             [ { INTERFACE int-name-1 [ AS "external-int-name-1" ] … ] .
         [ { factory definition } ]
    { object definition }
END CLASS class-name-1.
Factory Definition
· The factory object contains data and methods associated with the class, for example for creating
· Each class has only one factory object
· Environment Division contains only Input-Output Section
· Factory data and methods are accessible from all object methods of that class
· defined by:
FACTORY [IMPLEMENTS interface-name-1].
[Factory Environment Division ]
[Factory Data Division]
[{factory methods}…]]
· IMPLEMENTS clause indicates that the interface of this factory object conforms to interface-1 

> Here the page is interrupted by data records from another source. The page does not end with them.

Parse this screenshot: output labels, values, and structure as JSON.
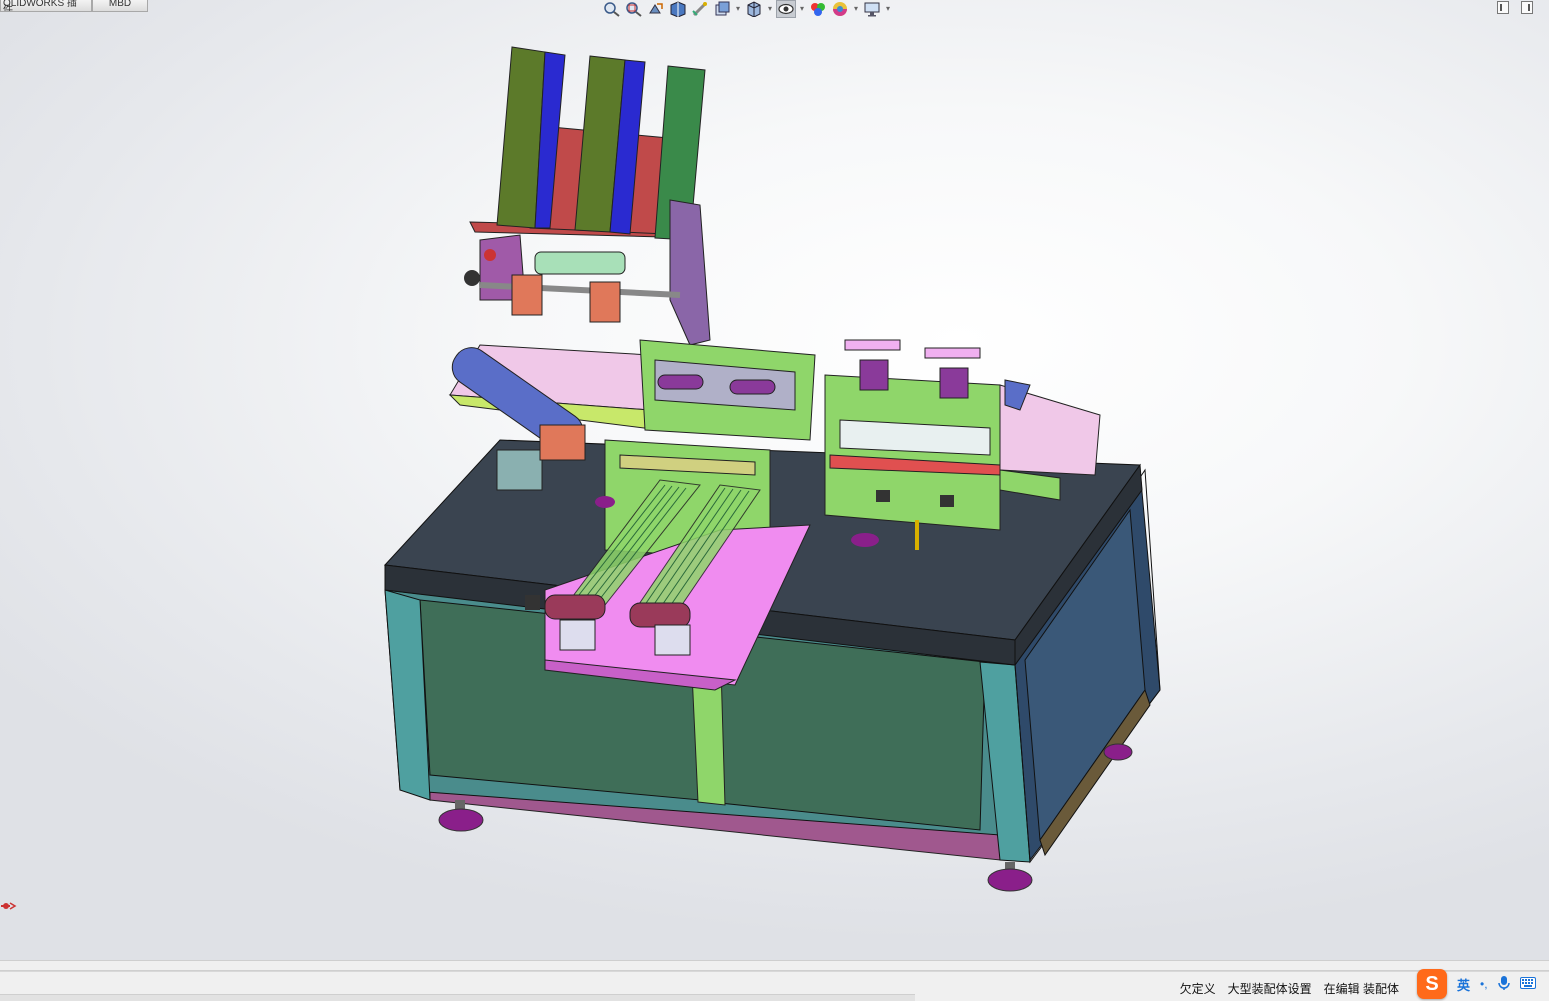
{
  "tabs": [
    {
      "label": "OLIDWORKS 插件"
    },
    {
      "label": "MBD"
    }
  ],
  "heads_up_toolbar": {
    "buttons": [
      {
        "icon": "zoom-to-fit-icon"
      },
      {
        "icon": "zoom-to-area-icon"
      },
      {
        "icon": "previous-view-icon"
      },
      {
        "icon": "section-view-icon"
      },
      {
        "icon": "dynamic-annotation-icon"
      },
      {
        "icon": "view-orientation-icon",
        "dropdown": true
      },
      {
        "icon": "display-style-icon",
        "dropdown": true
      },
      {
        "icon": "hide-show-items-icon",
        "dropdown": true,
        "active": true
      },
      {
        "icon": "edit-appearance-icon"
      },
      {
        "icon": "apply-scene-icon",
        "dropdown": true
      },
      {
        "icon": "view-settings-icon",
        "dropdown": true
      }
    ]
  },
  "statusbar": {
    "items": [
      "欠定义",
      "大型装配体设置",
      "在编辑 装配体"
    ]
  },
  "ime": {
    "logo": "S",
    "lang": "英",
    "punct": "•,",
    "mic_icon": "microphone-icon",
    "keyboard_icon": "keyboard-icon"
  },
  "colors": {
    "table_top": "#3a4450",
    "cabinet_door": "#3f6e58",
    "cabinet_frame": "#4a8c8c",
    "base_rail": "#a0588e",
    "feet": "#8a1f8a",
    "magazine_green": "#5c7a2a",
    "magazine_blue": "#2a2ad0",
    "magazine_red": "#c04a4a",
    "plate_pink": "#f08cf0",
    "frame_lime": "#8fd66a",
    "belt_texture": "#f0c8e8",
    "guard_blue": "#5a6ec8",
    "status_logo": "#ff6a1a"
  }
}
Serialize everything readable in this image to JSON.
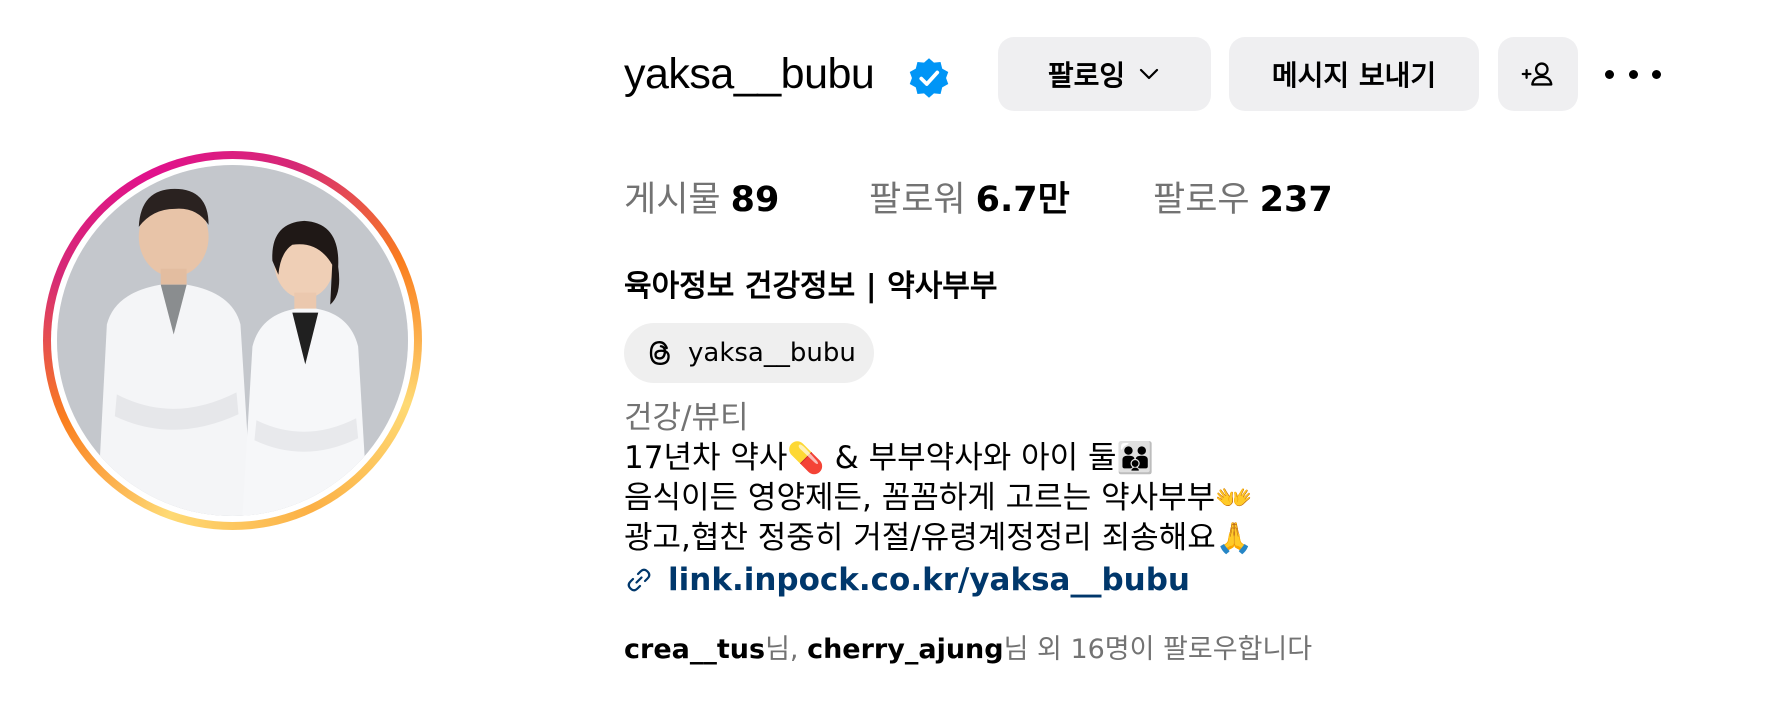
{
  "profile": {
    "username": "yaksa__bubu",
    "verified_icon": "verified-badge-icon",
    "accent_color": "#0095f6"
  },
  "actions": {
    "following_label": "팔로잉",
    "message_label": "메시지 보내기",
    "add_user_label": "+",
    "more_icon": "more-horizontal-icon"
  },
  "stats": {
    "posts_label": "게시물",
    "posts_value": "89",
    "followers_label": "팔로워",
    "followers_value": "6.7만",
    "following_label": "팔로우",
    "following_value": "237"
  },
  "bio": {
    "full_name": "육아정보 건강정보 | 약사부부",
    "threads_handle": "yaksa__bubu",
    "category": "건강/뷰티",
    "line1_text": "17년차 약사",
    "line1_emoji1": "💊",
    "line1_text2": " & 부부약사와 아이 둘",
    "line1_emoji2": "👪",
    "line2_text": "음식이든 영양제든, 꼼꼼하게 고르는 약사부부",
    "line2_emoji": "👐",
    "line3_text": "광고,협찬 정중히 거절/유령계정정리 죄송해요",
    "line3_emoji": "🙏",
    "link": "link.inpock.co.kr/yaksa__bubu",
    "link_color": "#00376b"
  },
  "followed_by": {
    "user1": "crea__tus",
    "suffix1": "님, ",
    "user2": "cherry_ajung",
    "suffix2": "님 외 16명이 팔로우합니다"
  }
}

Object Definition
· The object definition contains data and methods associated with the objects, i.e. the instances of the class
· Environment Division contains only Input-Output Section.
· Defined by:
OBJECT [IMPLEMENTS interface-name-1].
[Object Environment Division ]
[Object Data Division]
[{object methods}...]]
· IMPLEMENTS clause indicates that the interface of this object conforms to interface-1 

Method Definition
· Method definitions are contained in the Procedure Division of the Factory or the Object
· The method definition contains object procedures and data associated with the methods.
· Defined by:
            | method-name-1 [AS literal-1]         |
METHOD-ID.  ||GET|                                 |  [OVERRIDE]
            ||SET| PROPERTY property-name-1        |
[Method Environment Division]
[Method Data Division]
                     [RETURNING data-name-2].
END METHOD method-name-1.
· Property 
- property method
· Override
- overrides inherited method

This just touches the surface of how to start doing all this OO stuff. From what I can tell the new COBOL is much more like SmallTalk (supposedly the “purest” object oriented language) as opposed to C++ (sometimes referred to as a disgusting hybrid). I’ve never used SmallTalk, but I have used C++, and the new COBOL appears to be cleaner (in my opinion) than C++ in it’s implementation, but it’s been a few years.

On a slightly related topic, I try to stay on top of the GNU2COBOL project, which is supposed to be a COBOL compiler from GNU that has been slowly worked on for a number of years now. The folks that are writing it are constantly coming to COBOL users and asking their interpretation of various things in the COBOL standard. This is because of the rather vague wording that is used throughout the standards that are published. This of course is the problem when COBOL makers go to make their COBOL.

Well it appears that the new standard is going to provide material for a number of columns, so look forward to a few months of this stuff.